1. Don’t blow people off because you don’t think they’re important.
Some of the most helpful people you’ll meet aren’t CEOs or well-known influencers. They have a sister who’s an exec at a large brand in need of your product, and they thought it was a good fit. They ran into somebody at a conference and mentioned your name. They’re engaging people who may not have big titles, but they carry influence nonetheless.
Focus on the quality of the people you encounter and how you can help each other, not on who has the biggest name. I’ve had some amazing people without big names connect the dots to offer a lot of value. Letting your ego prevent you from circulating in groups below the C-suite can hurt you — and prevent you from meeting some really great people.
2. A personal content strategy helps you nurture large groups.
I recently had somebody I’d never met connect me to an investor who was an amazing fit. This “stranger” simply said, “I’ve read your content for years and knew you two would hit it off.” This person helped me more than some people I’ve known for years and approached for intros. He felt connected to me through my writing, despite never shaking hands.
Content allows you to reach a larger audience of potential helpers. As long as you’ve communicated what’s valuable to you, you’ll have an army of people looking out for you. They’ll also have lots of details about what’s relevant and what’s not, without even asking.
3. Don’t assume anything about anybody.
I made the mistake of assuming a couple of people I knew would be incredibly helpful. In reality, I could tell they’d just quickly nodded and agreed to help a lot — the fake nod may even have been a habit by that point. They sent one tweet and moved on.
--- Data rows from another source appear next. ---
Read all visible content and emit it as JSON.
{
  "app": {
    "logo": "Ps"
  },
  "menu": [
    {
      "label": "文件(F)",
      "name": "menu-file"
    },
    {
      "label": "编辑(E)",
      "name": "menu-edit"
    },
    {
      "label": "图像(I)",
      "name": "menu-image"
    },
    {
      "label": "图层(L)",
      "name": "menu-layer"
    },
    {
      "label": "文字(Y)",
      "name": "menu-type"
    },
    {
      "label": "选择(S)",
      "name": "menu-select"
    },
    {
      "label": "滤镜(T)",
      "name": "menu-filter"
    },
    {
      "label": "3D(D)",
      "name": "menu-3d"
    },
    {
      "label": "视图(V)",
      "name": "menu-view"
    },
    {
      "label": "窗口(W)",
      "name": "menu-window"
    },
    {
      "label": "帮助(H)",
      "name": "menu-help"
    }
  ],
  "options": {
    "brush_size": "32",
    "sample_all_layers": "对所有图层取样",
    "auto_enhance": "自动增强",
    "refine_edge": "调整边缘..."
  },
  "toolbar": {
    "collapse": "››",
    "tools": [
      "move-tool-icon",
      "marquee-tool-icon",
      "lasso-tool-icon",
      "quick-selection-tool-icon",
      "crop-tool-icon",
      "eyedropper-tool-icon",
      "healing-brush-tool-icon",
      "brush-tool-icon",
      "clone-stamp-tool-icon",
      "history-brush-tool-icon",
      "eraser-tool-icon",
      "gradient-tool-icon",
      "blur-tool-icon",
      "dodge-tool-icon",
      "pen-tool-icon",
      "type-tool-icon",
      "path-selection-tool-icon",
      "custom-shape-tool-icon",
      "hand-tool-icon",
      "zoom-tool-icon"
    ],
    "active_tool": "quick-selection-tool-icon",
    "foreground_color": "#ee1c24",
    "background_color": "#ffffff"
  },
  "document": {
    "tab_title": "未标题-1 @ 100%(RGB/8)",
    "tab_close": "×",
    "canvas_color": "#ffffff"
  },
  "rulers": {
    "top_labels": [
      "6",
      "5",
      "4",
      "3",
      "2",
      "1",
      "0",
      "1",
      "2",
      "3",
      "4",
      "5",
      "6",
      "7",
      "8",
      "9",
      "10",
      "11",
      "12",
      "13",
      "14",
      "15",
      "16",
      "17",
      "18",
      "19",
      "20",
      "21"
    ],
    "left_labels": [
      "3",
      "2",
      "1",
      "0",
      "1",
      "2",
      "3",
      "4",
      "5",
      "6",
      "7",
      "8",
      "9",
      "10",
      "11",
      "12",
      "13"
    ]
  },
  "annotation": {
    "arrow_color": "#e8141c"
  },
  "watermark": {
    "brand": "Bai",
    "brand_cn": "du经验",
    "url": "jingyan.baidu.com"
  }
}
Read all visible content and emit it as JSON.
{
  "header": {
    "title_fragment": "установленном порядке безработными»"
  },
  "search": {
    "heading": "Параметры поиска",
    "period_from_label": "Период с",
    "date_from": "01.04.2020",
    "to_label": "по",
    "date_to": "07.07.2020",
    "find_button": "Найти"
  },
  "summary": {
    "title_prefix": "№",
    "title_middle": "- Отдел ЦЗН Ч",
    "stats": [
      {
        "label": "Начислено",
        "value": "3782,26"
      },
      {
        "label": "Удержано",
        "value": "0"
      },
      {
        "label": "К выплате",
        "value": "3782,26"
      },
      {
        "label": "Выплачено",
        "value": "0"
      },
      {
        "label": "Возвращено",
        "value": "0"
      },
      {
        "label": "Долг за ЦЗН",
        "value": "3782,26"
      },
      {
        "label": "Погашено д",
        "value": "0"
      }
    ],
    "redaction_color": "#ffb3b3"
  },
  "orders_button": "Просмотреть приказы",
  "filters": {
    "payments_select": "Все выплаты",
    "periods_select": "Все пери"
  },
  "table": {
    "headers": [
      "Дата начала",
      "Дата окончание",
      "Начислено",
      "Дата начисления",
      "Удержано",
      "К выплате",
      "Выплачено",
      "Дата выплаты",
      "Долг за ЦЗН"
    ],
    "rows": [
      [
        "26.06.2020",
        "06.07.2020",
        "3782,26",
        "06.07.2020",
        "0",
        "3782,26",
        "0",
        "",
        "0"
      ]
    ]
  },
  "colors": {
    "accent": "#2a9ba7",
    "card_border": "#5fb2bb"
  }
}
Others preach about the importance of helping others, but I’ve noticed they don’t actually do anything, even when somebody they care about is doing something she considers important. Look at people’s track records to anticipate how truly helpful they’ll be. Assess how they treat their spouse, friends, and business partners. That’s a (best-case scenario) foreshadowing of how they’ll treat you.
4. Remember the people who are helpful, and reciprocate.
I’m not suggesting you should set up a quid pro quo arrangement or only trade in favors. However, you need to remember the people who’ve been there for you so you can grow together. Just like in a solid personal relationship, reciprocation is important when building a helpful network.
Make a note or reflect on the people who’ve helped move the needle for you. Keep an eye out for opportunities to do something for them. Always show appreciation, and ask how you can help the other person in the future. Sometimes, simply modeling this behavior can trigger others to pay it forward — and that’s a good thing for the whole entrepreneurial ecosystem.
5. Get OK with asking for help.
For years, I avoided asking for help. My previous company was doing well, and I was in a place where I was traveling a lot and could help others frequently. Now, I’m about to launch a new company in uncharted territory, where I will need others’ help. As well as things are going, it’s at the beginning when help is most needed.
I’ve had to remind myself that it’s OK to let people be helpful. A lot of leaders are taught that showing vulnerability is dangerous. If people see cracks in your armor, they’ll pounce. But this type of thinking blocks you from getting the things you can’t achieve on your own, and it prevents people from feeling helpful. Showing vulnerability helps others do the same — they may need your help and be afraid to ask for it.
I know I’m not alone in my experience. Every day, we’re surprised by the people who let us down — and the people who come through. To avoid being caught off guard, build a network of good people with a variety of strengths and interests. When the time is right, you’ll be able to help each other find success.
May 26, 2019 at 07:06AM
Forbes – Entrepreneurs